[DATA FOR THIS EXERCISE]
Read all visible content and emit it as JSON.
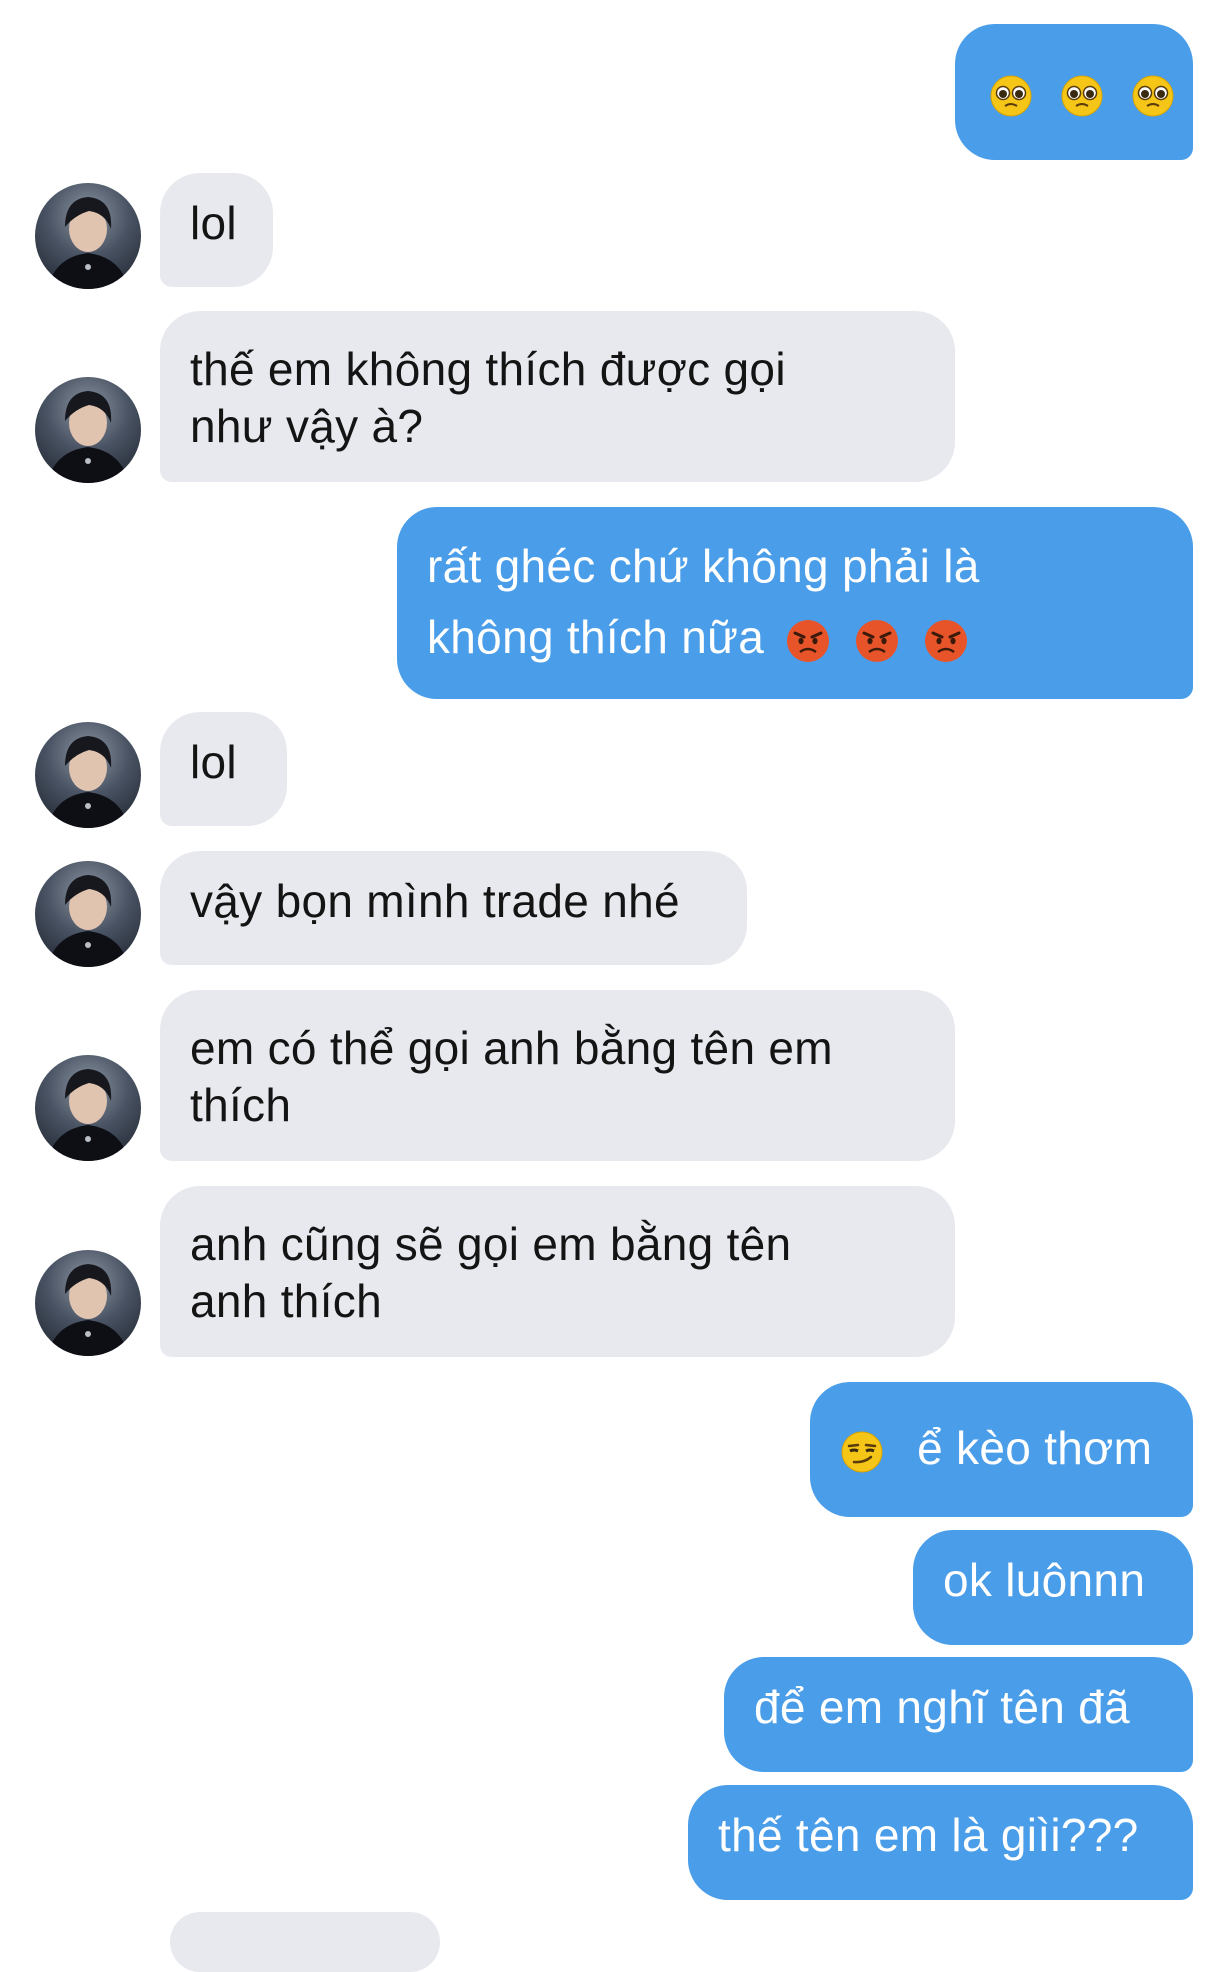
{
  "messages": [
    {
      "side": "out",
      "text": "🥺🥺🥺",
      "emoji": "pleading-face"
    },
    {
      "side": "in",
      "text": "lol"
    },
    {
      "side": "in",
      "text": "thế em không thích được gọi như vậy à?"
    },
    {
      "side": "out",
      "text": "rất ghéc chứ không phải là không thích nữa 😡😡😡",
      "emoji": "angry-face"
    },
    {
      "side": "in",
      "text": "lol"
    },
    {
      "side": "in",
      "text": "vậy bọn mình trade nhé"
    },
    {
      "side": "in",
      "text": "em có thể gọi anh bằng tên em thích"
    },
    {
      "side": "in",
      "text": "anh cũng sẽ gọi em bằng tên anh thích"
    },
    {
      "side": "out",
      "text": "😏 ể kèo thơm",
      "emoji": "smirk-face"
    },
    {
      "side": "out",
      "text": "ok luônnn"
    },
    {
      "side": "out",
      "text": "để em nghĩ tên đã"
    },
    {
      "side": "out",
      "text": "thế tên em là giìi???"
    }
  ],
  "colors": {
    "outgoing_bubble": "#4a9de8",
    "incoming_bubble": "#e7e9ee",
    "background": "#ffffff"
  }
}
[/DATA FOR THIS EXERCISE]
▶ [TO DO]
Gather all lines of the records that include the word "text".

▶ [EXERCISE RESPONSE]
      "text": "🥺🥺🥺",
      "text": "lol"
      "text": "thế em không thích được gọi như vậy à?"
      "text": "rất ghéc chứ không phải là không thích nữa 😡😡😡",
      "text": "lol"
      "text": "vậy bọn mình trade nhé"
      "text": "em có thể gọi anh bằng tên em thích"
      "text": "anh cũng sẽ gọi em bằng tên anh thích"
      "text": "😏 ể kèo thơm",
      "text": "ok luônnn"
      "text": "để em nghĩ tên đã"
      "text": "thế tên em là giìi???"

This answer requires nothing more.